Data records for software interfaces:
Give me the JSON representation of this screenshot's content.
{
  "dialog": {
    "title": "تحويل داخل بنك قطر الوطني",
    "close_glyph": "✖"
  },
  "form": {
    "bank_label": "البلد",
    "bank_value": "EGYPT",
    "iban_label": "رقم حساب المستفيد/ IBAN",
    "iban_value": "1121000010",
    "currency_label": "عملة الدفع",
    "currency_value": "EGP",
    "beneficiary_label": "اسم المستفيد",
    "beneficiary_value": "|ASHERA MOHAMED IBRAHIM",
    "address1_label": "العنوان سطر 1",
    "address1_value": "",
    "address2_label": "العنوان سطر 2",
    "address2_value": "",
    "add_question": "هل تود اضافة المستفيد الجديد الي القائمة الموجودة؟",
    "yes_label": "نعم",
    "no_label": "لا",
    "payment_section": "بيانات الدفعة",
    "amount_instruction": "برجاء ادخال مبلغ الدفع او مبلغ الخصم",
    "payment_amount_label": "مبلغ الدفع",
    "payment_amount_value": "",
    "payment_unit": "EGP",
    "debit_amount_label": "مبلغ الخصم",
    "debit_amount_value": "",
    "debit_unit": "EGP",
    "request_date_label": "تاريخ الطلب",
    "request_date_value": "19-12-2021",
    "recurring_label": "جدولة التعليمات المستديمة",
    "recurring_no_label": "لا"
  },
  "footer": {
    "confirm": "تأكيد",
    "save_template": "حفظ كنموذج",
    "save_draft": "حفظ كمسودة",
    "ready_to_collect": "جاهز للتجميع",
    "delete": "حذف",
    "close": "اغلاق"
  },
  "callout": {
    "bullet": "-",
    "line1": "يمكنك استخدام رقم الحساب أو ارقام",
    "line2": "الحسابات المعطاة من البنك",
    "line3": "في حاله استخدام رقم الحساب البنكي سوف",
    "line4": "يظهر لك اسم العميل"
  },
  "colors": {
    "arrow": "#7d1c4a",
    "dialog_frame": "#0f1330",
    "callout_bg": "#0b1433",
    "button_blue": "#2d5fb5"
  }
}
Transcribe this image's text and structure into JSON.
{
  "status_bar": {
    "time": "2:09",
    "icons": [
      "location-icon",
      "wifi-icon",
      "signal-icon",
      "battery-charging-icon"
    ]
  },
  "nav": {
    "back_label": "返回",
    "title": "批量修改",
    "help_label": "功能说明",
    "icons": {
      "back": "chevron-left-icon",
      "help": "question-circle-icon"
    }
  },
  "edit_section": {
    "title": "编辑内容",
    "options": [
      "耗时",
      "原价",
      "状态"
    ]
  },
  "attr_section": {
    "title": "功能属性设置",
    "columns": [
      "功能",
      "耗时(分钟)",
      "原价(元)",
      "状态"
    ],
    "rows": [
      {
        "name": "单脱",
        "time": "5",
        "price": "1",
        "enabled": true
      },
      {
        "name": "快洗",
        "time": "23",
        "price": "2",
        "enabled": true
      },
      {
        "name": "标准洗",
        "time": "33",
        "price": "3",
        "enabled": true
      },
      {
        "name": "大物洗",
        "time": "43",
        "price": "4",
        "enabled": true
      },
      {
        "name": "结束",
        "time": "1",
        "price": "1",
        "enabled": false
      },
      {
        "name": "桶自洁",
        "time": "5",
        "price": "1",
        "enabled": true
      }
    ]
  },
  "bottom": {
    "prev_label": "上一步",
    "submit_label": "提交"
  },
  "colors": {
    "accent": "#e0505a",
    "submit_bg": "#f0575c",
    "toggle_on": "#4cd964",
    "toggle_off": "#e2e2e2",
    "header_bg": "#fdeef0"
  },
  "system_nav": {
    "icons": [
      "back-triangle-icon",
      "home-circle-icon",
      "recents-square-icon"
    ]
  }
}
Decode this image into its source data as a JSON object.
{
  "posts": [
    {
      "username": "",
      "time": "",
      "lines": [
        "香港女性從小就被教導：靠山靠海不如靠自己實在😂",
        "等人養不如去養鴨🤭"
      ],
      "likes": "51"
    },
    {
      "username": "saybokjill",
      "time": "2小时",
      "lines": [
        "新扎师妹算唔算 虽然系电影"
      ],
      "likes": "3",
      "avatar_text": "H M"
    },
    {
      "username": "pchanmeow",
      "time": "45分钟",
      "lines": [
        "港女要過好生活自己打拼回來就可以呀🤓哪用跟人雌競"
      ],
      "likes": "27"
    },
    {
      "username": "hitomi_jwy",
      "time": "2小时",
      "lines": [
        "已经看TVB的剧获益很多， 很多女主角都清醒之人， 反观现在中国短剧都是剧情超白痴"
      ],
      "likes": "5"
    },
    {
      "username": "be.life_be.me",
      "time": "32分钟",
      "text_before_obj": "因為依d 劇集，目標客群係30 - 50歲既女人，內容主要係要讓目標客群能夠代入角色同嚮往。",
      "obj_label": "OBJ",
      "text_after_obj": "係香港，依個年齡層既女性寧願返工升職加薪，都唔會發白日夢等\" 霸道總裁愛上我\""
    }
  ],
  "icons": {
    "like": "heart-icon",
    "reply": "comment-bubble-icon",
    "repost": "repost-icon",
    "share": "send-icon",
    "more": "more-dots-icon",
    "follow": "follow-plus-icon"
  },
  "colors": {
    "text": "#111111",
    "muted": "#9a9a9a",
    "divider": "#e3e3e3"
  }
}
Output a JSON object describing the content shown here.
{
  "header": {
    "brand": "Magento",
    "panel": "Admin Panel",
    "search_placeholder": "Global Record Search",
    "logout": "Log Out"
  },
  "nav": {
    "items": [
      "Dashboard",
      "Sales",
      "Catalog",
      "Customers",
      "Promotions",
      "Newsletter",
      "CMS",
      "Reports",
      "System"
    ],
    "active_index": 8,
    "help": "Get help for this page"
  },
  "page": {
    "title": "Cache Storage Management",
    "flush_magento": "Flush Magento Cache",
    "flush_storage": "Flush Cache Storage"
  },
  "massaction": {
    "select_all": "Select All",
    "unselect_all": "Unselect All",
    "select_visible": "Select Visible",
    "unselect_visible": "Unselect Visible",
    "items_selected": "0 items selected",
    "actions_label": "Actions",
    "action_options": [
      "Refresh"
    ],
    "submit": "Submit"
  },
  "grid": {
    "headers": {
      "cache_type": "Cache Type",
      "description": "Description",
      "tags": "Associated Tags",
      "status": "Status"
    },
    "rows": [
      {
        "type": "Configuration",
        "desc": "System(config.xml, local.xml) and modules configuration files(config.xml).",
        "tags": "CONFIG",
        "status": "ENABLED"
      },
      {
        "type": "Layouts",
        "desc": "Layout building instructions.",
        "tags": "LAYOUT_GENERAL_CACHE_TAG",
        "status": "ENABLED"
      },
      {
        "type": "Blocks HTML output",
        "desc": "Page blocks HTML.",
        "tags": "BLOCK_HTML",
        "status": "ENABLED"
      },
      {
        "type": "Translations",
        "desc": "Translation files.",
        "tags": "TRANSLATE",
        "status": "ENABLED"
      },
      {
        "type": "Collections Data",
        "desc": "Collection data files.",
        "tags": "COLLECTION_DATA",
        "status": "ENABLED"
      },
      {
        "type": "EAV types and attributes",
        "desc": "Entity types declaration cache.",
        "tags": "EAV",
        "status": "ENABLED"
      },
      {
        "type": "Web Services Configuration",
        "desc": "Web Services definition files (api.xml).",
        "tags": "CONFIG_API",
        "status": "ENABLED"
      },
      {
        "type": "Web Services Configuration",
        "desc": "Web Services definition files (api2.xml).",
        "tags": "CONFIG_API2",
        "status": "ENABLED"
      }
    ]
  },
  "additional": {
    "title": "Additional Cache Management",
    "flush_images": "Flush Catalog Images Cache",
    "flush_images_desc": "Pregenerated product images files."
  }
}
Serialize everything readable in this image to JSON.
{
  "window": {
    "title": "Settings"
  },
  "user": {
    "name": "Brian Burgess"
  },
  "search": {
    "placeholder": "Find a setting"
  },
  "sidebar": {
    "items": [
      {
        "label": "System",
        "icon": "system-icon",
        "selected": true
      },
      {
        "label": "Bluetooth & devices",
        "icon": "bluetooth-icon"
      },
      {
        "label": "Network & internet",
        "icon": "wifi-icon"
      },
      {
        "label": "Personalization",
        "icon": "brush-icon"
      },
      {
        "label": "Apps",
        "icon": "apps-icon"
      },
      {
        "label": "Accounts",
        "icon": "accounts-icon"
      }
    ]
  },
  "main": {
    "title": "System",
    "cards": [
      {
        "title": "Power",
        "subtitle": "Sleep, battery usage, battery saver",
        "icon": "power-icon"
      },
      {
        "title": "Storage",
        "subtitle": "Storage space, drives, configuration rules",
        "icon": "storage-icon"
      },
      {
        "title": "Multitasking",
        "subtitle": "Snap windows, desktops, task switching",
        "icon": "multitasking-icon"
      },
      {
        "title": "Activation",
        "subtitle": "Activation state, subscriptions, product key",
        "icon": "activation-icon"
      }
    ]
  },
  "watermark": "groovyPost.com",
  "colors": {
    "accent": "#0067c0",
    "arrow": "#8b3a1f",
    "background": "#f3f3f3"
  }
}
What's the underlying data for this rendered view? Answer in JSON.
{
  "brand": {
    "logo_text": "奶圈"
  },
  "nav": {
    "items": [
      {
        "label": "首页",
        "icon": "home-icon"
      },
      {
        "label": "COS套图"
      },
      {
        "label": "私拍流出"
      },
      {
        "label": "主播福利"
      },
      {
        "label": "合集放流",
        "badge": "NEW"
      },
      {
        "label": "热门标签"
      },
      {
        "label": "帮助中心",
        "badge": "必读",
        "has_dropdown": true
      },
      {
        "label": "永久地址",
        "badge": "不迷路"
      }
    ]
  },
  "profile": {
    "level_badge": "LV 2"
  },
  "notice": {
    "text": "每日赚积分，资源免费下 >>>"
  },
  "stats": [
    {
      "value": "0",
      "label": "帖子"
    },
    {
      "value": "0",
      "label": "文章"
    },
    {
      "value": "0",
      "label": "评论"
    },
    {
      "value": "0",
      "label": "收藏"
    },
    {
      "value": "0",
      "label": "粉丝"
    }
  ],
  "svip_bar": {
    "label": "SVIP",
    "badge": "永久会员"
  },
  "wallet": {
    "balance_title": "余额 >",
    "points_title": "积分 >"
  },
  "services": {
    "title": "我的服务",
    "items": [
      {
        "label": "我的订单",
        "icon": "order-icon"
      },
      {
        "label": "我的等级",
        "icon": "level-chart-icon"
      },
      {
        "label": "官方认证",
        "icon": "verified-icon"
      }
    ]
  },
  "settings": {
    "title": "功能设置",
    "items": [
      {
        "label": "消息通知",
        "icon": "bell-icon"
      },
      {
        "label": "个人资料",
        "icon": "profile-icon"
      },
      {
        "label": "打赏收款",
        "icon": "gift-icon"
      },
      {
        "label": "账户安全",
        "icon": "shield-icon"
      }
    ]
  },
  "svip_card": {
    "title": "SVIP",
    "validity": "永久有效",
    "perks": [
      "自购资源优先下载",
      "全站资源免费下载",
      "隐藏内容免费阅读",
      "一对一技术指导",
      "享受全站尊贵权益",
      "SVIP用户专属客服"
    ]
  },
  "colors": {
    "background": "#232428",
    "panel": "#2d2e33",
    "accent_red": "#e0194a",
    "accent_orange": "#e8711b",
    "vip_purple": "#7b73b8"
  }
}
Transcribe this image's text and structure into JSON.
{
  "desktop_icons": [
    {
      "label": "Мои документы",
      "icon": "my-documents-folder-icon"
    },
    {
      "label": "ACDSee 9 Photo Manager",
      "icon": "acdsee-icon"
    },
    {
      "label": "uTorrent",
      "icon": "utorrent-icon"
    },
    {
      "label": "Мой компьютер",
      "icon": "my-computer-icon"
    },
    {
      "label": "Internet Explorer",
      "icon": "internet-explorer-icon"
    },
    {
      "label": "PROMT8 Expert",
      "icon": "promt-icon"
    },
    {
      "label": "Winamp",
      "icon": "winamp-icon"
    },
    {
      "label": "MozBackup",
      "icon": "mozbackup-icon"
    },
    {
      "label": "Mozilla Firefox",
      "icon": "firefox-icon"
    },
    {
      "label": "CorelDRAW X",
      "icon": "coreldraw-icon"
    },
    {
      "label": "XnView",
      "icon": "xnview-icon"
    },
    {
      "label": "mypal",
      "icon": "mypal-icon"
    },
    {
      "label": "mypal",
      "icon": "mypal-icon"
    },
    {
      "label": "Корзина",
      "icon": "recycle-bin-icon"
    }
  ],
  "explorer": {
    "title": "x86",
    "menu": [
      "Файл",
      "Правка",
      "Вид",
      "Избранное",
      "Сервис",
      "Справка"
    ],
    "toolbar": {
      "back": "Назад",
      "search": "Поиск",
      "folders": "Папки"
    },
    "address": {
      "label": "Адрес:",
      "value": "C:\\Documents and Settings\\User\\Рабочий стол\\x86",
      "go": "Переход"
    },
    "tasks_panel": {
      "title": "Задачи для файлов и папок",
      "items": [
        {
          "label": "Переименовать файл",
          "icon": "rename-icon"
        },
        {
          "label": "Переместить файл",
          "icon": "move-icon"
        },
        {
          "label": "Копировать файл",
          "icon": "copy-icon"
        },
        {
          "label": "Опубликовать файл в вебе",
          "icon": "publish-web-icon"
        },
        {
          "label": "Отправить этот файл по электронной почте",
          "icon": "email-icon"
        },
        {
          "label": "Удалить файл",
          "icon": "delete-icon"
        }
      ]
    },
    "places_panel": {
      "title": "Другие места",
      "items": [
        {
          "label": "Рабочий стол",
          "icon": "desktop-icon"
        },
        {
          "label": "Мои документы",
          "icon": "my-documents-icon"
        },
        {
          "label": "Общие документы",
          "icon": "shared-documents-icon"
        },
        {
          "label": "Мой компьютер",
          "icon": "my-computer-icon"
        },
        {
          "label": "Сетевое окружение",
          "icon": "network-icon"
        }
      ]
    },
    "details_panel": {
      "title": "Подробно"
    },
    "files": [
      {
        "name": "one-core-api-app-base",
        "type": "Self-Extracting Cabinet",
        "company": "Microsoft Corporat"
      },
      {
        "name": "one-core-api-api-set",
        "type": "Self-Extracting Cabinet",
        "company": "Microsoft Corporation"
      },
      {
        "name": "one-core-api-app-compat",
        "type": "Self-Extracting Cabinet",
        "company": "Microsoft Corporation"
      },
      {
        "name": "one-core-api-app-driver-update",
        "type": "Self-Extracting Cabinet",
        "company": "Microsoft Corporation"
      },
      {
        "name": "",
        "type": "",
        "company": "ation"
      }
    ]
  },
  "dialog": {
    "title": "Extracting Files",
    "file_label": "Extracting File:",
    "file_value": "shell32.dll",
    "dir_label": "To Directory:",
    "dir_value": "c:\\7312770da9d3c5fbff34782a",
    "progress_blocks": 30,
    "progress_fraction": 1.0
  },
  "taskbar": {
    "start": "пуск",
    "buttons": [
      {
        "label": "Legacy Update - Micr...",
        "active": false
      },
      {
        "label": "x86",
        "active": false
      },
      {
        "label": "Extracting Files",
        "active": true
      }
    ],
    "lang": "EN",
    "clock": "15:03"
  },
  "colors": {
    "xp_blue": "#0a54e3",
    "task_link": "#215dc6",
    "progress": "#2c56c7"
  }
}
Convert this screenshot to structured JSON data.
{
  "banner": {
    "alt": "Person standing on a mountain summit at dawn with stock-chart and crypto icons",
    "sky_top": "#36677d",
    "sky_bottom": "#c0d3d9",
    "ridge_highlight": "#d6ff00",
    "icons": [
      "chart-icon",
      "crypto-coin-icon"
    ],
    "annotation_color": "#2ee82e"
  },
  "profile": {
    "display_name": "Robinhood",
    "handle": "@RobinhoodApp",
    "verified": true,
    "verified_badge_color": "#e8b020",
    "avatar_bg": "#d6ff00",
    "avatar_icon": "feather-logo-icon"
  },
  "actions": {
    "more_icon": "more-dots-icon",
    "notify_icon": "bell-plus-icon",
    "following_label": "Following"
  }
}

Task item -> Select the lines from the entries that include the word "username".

Solution to the exercise ->
      "username": "",
      "username": "saybokjill",
      "username": "pchanmeow",
      "username": "hitomi_jwy",
      "username": "be.life_be.me",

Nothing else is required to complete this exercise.